This is no ordinary high school. The academy on Western Kentucky University’s campus might resemble a typical small school - students are constantly entering and exiting the tall white building, toting backpacks or chatting with friends. But the Gatton Academy of Mathematics and Science is an above-average school for exceptional students, and now it’s been named the fifth best high school in the nation.
The head of the Danville-Boyle County chapter of the NAACP says the group will investigate minority hiring practices in the Mercer County school district. In a letter sent last week to Mercer County Elementary School Principal Jennifer Meadows, the school board and interim superintendent Dennis Davis, Danville-Boyle County NAACP President Norman Bartleson said parents and residents had contacted him with concerns about the lack of diversity among the district’s faculty.
Throughout the state, educators are pushed to better prepare students for college. They’re beefing up curriculum, partnering with universities, bringing in specialists and urging students to take advanced classes. But there’s another side to life after high school: the workforce. New education standards also call for educators to prepare students for careers, making them good employees as well as successful college students.
FRANKFORT – Calling state authority and autonomy critical components of education improvement, Gov. Steve Beshear and Education Commissioner Terry Holliday Monday called on the U.S. Department of Education for flexibility in public school accountability under the federal No Child Left Behind Act. Beshear sent a letter to U.S. Secretary of Education Arne Duncan asking to replace the public school accountability portions of the federal law with Kentucky’s own model. Kentucky is the first state to request the change.
A former Kentucky State University student who pulled a handgun in a crowded KSU student center has pleaded guilty but mentally ill to several charges and released to his mother’s custody. Christopher Sims, 25, pleaded guilty but mentally ill Friday before Franklin Circuit Judge Thomas Wingate to unlawful possession of a weapon on school property among several other charges stemming from the incident. Sims threatened to kill everyone in KSU’s student center cafeteria March 2, 2010, but his 9mm Hi-Point handgun jammed, according to court records of the incident. He ran to a bathroom, cleared the jam and ran to a nearby computer lab.
Emily Greenwell leapt around the colorful carpet as if she was riding a ferocious tiger. Although there was nothing except air beneath her legs, the 10-year-old's imagination revealed another story to all those who were watching. "I like to sing, do plays, dance and all the theatrical stuff," Greenwell said. "My mom says I'm a drama queen."

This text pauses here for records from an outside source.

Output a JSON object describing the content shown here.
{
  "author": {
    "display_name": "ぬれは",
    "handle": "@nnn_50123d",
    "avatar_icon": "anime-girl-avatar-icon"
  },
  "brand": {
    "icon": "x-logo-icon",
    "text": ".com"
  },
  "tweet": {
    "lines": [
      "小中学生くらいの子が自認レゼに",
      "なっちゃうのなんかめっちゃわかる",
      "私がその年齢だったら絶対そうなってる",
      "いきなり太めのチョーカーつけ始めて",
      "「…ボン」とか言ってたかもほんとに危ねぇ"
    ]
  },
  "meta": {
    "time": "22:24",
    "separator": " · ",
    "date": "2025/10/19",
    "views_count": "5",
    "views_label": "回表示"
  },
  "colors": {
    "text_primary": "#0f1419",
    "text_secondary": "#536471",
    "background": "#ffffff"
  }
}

BOWLING GREEN – During the May 2011 summer term, Dr. Josh Durkee, Dr. Grady Dixon and eight meteorology students from Western Kentucky University traveled more than 7,200 miles across 12 states for another season of forecasting and verifying severe weather across the Great Plains. As with the previous year, the group was quite successful in its mission.